He apprenticed in Frankfurt, Amsterdam, Paris, and London. From 1910 until 1938, he was director of M. M. Warburg & Co. in Hamburg, Germany. As head of that firm, he advised Kaiser Wilhelm II prior to World War I.[1]

In the 1930s, despite the rise of the Nazi Party, Warburg felt there was hope for the future in Germany and tried to wait out the Nazi crisis. From 1933, he served on the board of the German Reichsbank under governor Hjalmar Schacht. He sold the bank because the 1935 Nuremberg laws set the framework and campaign of Aryanization. He then emigrated to the United States in 1938.

Personal life[edit]

Max Warburg married Alice Magnus in 1899, and together they had four daughters (including Lola Helene Nina Hahn-Warburg, who instigated the Kindertransport initiative to the United Kingdom) and a son, Eric Warburg (1900–1990), who served during WW2 and was later involved with the OSS, along with founding E.M. Warburg & Co, later known as Warburg Pincus. His company did deals on Wall Street with help of people like Alan Dulles, and he maintained a close relationship with John J. McCloy over the years.[2]

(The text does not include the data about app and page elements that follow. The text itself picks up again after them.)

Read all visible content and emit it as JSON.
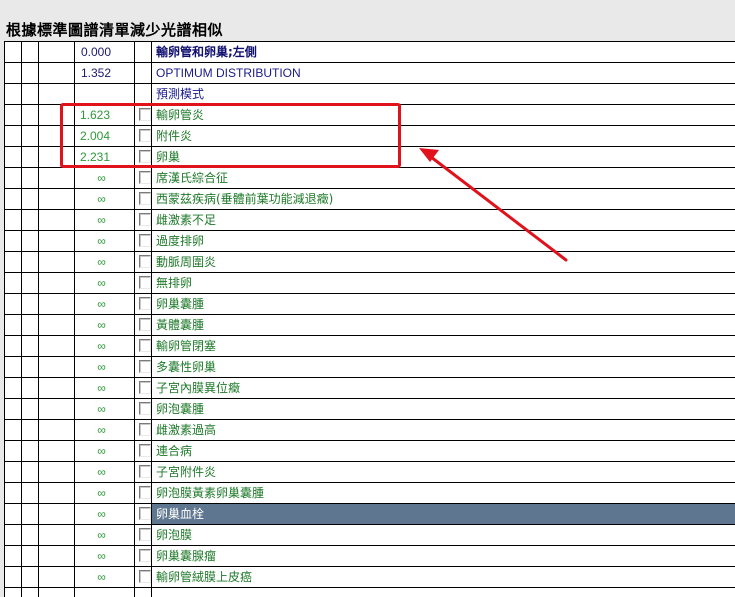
{
  "page_title": "根據標準圖譜清單減少光譜相似",
  "rows": [
    {
      "score": "0.000",
      "label": "輸卵管和卵巢;左側",
      "kind": "header",
      "score_style": "top",
      "checkbox": false
    },
    {
      "score": "1.352",
      "label": "OPTIMUM DISTRIBUTION",
      "kind": "optimum",
      "score_style": "top",
      "checkbox": false
    },
    {
      "score": "",
      "label": "預測模式",
      "kind": "mode",
      "score_style": "top",
      "checkbox": false
    },
    {
      "score": "1.623",
      "label": "輸卵管炎",
      "kind": "dx",
      "score_style": "green",
      "checkbox": true
    },
    {
      "score": "2.004",
      "label": "附件炎",
      "kind": "dx",
      "score_style": "green",
      "checkbox": true
    },
    {
      "score": "2.231",
      "label": "卵巢",
      "kind": "dx",
      "score_style": "green",
      "checkbox": true
    },
    {
      "score": "∞",
      "label": "席漢氏綜合征",
      "kind": "dx",
      "score_style": "inf",
      "checkbox": true
    },
    {
      "score": "∞",
      "label": "西蒙茲疾病(垂體前葉功能減退癥)",
      "kind": "dx",
      "score_style": "inf",
      "checkbox": true
    },
    {
      "score": "∞",
      "label": "雌激素不足",
      "kind": "dx",
      "score_style": "inf",
      "checkbox": true
    },
    {
      "score": "∞",
      "label": "過度排卵",
      "kind": "dx",
      "score_style": "inf",
      "checkbox": true
    },
    {
      "score": "∞",
      "label": "動脈周圍炎",
      "kind": "dx",
      "score_style": "inf",
      "checkbox": true
    },
    {
      "score": "∞",
      "label": "無排卵",
      "kind": "dx",
      "score_style": "inf",
      "checkbox": true
    },
    {
      "score": "∞",
      "label": "卵巢囊腫",
      "kind": "dx",
      "score_style": "inf",
      "checkbox": true
    },
    {
      "score": "∞",
      "label": "黃體囊腫",
      "kind": "dx",
      "score_style": "inf",
      "checkbox": true
    },
    {
      "score": "∞",
      "label": "輸卵管閉塞",
      "kind": "dx",
      "score_style": "inf",
      "checkbox": true
    },
    {
      "score": "∞",
      "label": "多囊性卵巢",
      "kind": "dx",
      "score_style": "inf",
      "checkbox": true
    },
    {
      "score": "∞",
      "label": "子宮內膜異位癥",
      "kind": "dx",
      "score_style": "inf",
      "checkbox": true
    },
    {
      "score": "∞",
      "label": "卵泡囊腫",
      "kind": "dx",
      "score_style": "inf",
      "checkbox": true
    },
    {
      "score": "∞",
      "label": "雌激素過高",
      "kind": "dx",
      "score_style": "inf",
      "checkbox": true
    },
    {
      "score": "∞",
      "label": "連合病",
      "kind": "dx",
      "score_style": "inf",
      "checkbox": true
    },
    {
      "score": "∞",
      "label": "子宮附件炎",
      "kind": "dx",
      "score_style": "inf",
      "checkbox": true
    },
    {
      "score": "∞",
      "label": "卵泡膜黃素卵巢囊腫",
      "kind": "dx",
      "score_style": "inf",
      "checkbox": true
    },
    {
      "score": "∞",
      "label": "卵巢血栓",
      "kind": "dx",
      "score_style": "inf",
      "checkbox": true,
      "selected": true
    },
    {
      "score": "∞",
      "label": "卵泡膜",
      "kind": "dx",
      "score_style": "inf",
      "checkbox": true
    },
    {
      "score": "∞",
      "label": "卵巢囊腺瘤",
      "kind": "dx",
      "score_style": "inf",
      "checkbox": true
    },
    {
      "score": "∞",
      "label": "輸卵管絨膜上皮癌",
      "kind": "dx",
      "score_style": "inf",
      "checkbox": true
    },
    {
      "score": "",
      "label": "",
      "kind": "dx",
      "score_style": "inf",
      "checkbox": false
    }
  ],
  "colors": {
    "annotation": "#e0121c",
    "selection": "#5f7690",
    "score_green": "#2e9a3a",
    "label_green": "#1f7a2a"
  },
  "icons": {
    "annotation_arrow": "red-arrow-icon",
    "annotation_box": "red-highlight-box"
  }
}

See also[edit]


  1. ^ a b c Chernow, Ron (1993). The Warburgs: The Twentieth Century Odyssey of a Remarkable Jewish Family. New York: Random House. ISBN 978-0525431831.
  2. ^ "Eric M. Warburg (1900–1990): Transatlantic commuter and mediator". Retrieved 2022-07-02.

External links[edit]